My mom has, in addition, stayed highly flexible, whether it was adapting easily to numerous new locations, as Leon's duty stations changed, or, after he had retired, to four different residences in TX, a rental house near the University of Texas in Austin, a fixer-upper mini-ranch outside the city limits, a roughly 200-acre spread with river frontage and a mansion-like home in McGregor, etc. Moreover, she has been at times a young stay-at-home officer's wife entertainer, subsequently a mom for eight years to just one child, then for many years the mother of a growing brood (finally capped at eight), next a grandma, and now a great grandmother several times over.
When her children were all grown and away from home, Julia did not wallow in empty nest worries but took on ever new projects, such as being a producer for a popular nutritionists' TV show, a receptionist for a physician, an Austin Rape Crisis Center outreach worker in local schools, and a chair- and water-aerobics instructor, this last a career she took on when already in her mid-sixties and which persists to this day.
With help from local stars and motivation from the best national enthusiasts in the field, Julia also taught herself the art of storytelling, honing her skills with a growing audience of grandkids, and she continues to participate in regular Waco storytelling guild activities.
Readers of these family newsletters have been the beneficiaries of her storytelling pastime, as Julia has, since 1996, contributed several autobiographical essays to our monthly publications.
Through cards, calls, visits, emails, Facebook, and even a few text messages, Julia stays young in spirit too by keeping up-to-date with a wide circle of friends and relatives who span an age range from newborn great grandkids to exercise students and acquaintances well into their nineties.
Via several volunteer interactions, she models and leads many others in what it means to be an Active Older Adult, taking groups on trips, to concerts, and for dinners out, leading efforts to assist previously homeless families, mentoring elementary school students, holding parties for nursing home residents, etc.
Julia and an intriguing gift, at a Summer's Mill family reunion in 2005
When she herself was indisposed, badly breaking an ankle while preparing a heavy load of victuals to donate for one of her causes, she was undeterred. By herself, she managed to yet load her pick-up with the potluck contribution, use the fractured limb to drive herself over and deliver her part of the food, and take herself on to the emergency room, though once the ankle was in a cast she did contact her son living nearby in Woodway to take her home and retrieve the vehicle.
In the weeks that followed, Julia did all she could to lighten the "load" of others who had rallied to help out, herself arranging for a home health aide and finding ways to stay mobile, often whizzing down the hall past me and others on an improvised scooter-chair, clambering onto and off of toilets or bed without assistance, and so forth. Before we knew it, she was back teaching aerobics from the side of the pool, and then was completely well, walking, shopping, driving, and exercising on her own again, in half the time we had thought possible for someone with so severe a break.

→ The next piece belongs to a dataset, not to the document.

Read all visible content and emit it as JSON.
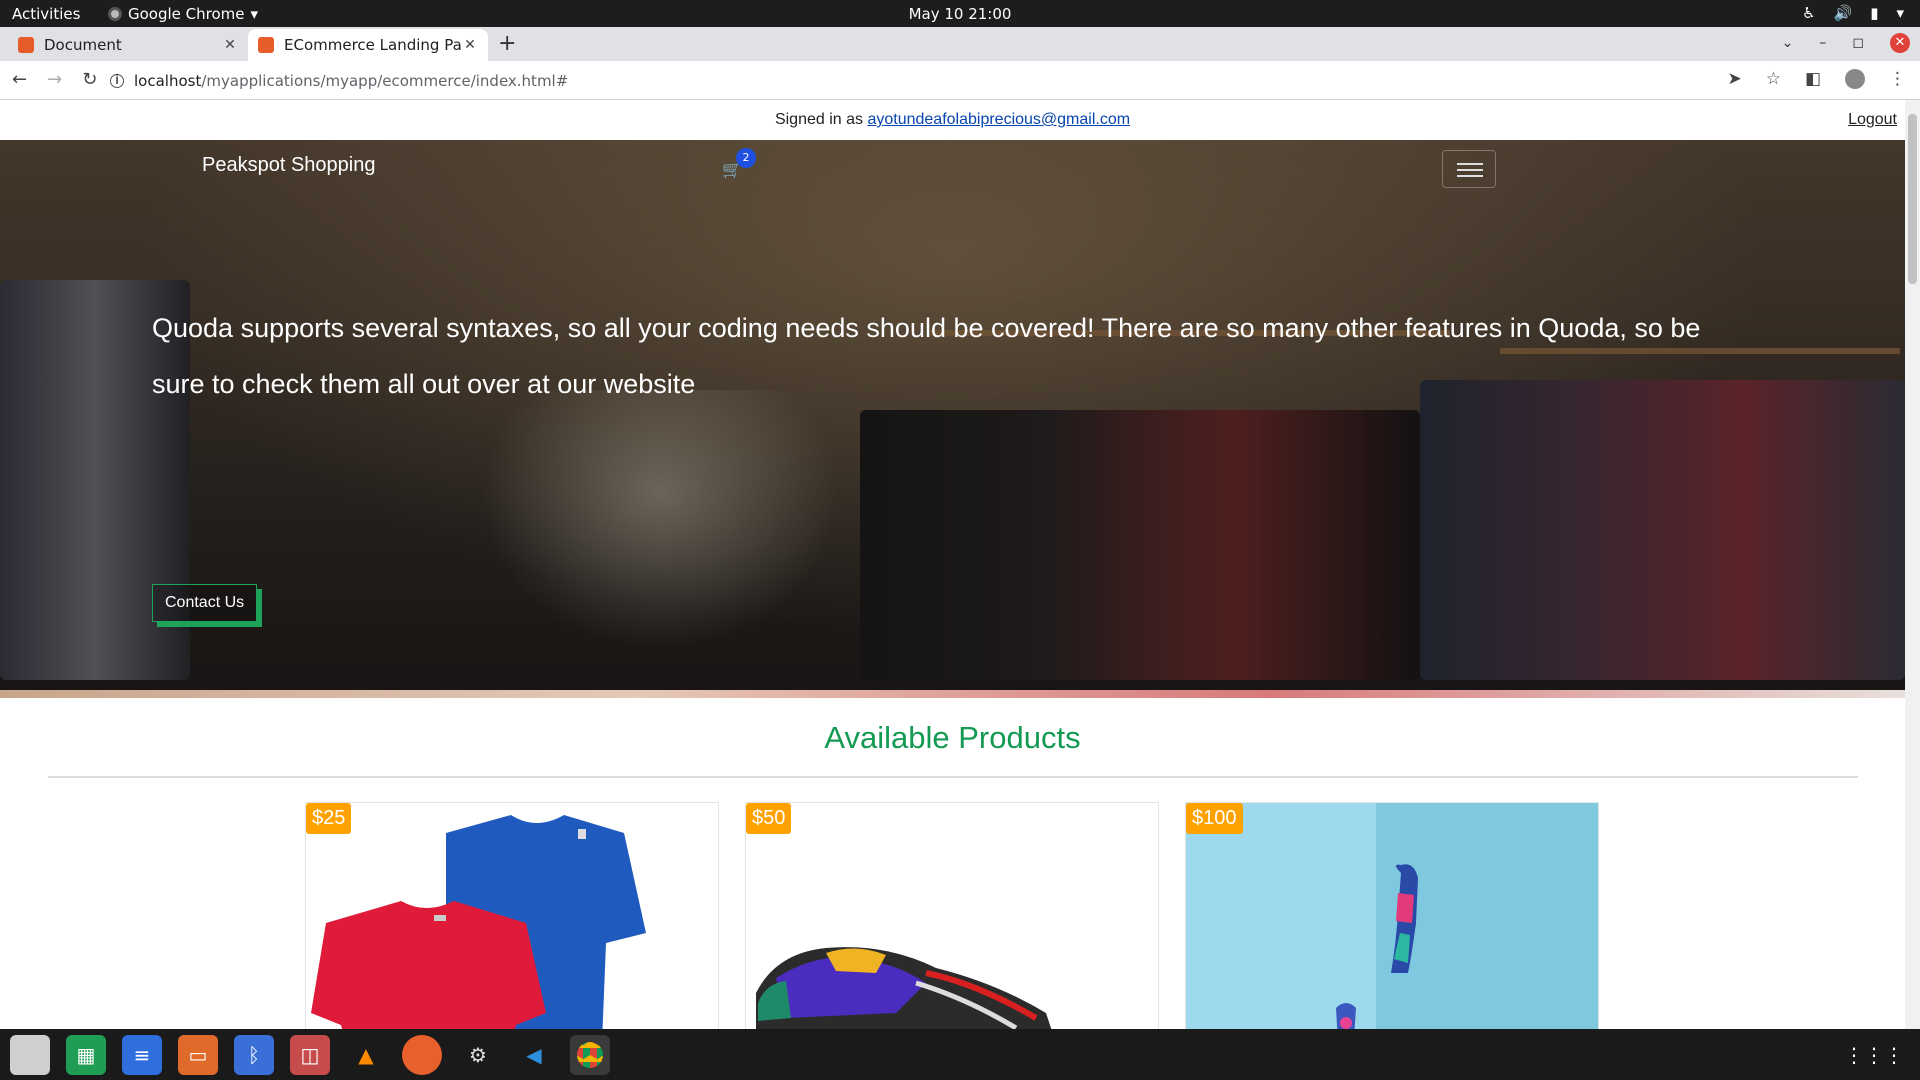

Above all, Julia keeps herself young with her sense of humor, an ability to not take herself too seriously and to be tickled by the odd, ironic, silly, embarrassing, absurd things we do, the circumstances in which we find ourselves, or the unexpected, hilarious spins that can be put on the otherwise ordinary, everyday happenings or utterances in our own lives or in those of folks around us. An endearing trait of my mom is to become so overcome with mirth that she cannot stop laughing and at length confesses, between paroxysms of uncontrollable glee: "I peed in my pants!"
So here in her life we may discern the formulae for successful longevity, a mixture, I think, of luck, levity, a healthy, youthful outlook, and something more, the Julia factor, let us say, a drive, in her quite strong indeed, to be involved, independent, intellectual, able to bend without breaking, to focus on what matters in the moment instead of dwelling on the past, to see the bright side, to set an example, to make a positive difference. These qualities have served my mom quite well. No doubt they shall continue to do so!